··· EXCERPTED DATA ···

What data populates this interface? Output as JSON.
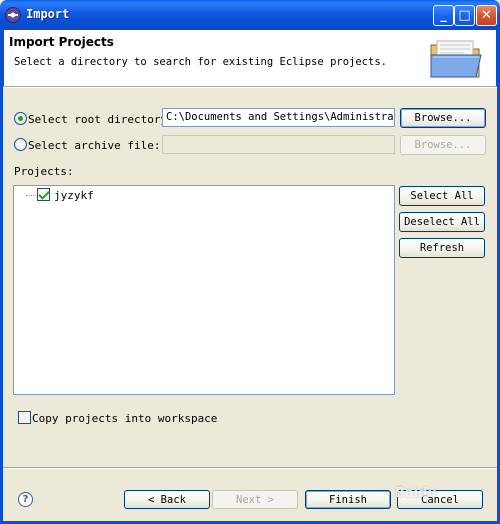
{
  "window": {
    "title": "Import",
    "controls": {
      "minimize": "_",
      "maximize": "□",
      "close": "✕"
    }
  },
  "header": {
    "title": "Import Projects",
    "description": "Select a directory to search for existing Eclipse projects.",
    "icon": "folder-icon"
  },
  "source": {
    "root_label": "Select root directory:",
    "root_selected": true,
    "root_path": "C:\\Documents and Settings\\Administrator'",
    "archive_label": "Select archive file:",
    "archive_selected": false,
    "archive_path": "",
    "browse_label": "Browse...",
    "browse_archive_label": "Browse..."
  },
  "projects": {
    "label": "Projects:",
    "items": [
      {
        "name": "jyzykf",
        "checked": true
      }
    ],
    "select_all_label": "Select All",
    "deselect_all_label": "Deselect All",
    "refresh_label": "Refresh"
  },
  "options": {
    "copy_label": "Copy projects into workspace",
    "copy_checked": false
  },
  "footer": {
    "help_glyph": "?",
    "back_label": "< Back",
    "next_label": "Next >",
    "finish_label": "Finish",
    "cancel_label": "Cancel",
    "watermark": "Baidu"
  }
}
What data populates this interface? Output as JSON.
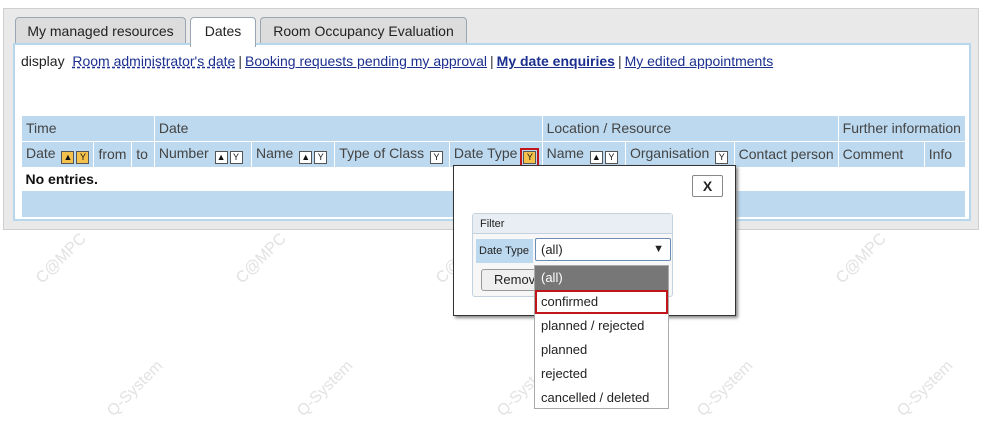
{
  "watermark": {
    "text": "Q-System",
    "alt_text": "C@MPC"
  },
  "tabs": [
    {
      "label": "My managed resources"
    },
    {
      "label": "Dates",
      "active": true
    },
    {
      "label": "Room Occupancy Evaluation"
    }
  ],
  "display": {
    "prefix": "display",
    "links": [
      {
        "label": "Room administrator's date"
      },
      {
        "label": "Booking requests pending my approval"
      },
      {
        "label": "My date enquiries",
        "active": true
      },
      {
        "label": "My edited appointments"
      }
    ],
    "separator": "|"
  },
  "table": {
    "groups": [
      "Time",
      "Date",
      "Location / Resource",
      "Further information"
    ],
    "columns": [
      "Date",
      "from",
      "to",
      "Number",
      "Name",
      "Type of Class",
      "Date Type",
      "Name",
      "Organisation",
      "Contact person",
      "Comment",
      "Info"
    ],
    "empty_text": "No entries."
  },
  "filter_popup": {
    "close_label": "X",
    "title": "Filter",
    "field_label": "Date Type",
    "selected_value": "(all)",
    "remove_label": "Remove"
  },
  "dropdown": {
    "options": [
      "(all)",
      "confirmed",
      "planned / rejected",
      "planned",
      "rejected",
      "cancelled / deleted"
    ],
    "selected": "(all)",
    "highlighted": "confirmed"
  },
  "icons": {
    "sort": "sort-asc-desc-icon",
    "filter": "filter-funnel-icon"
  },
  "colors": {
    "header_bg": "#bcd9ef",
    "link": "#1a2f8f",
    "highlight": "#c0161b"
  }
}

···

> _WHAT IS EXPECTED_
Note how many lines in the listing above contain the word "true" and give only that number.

> _THE COMPLETED TASK_
4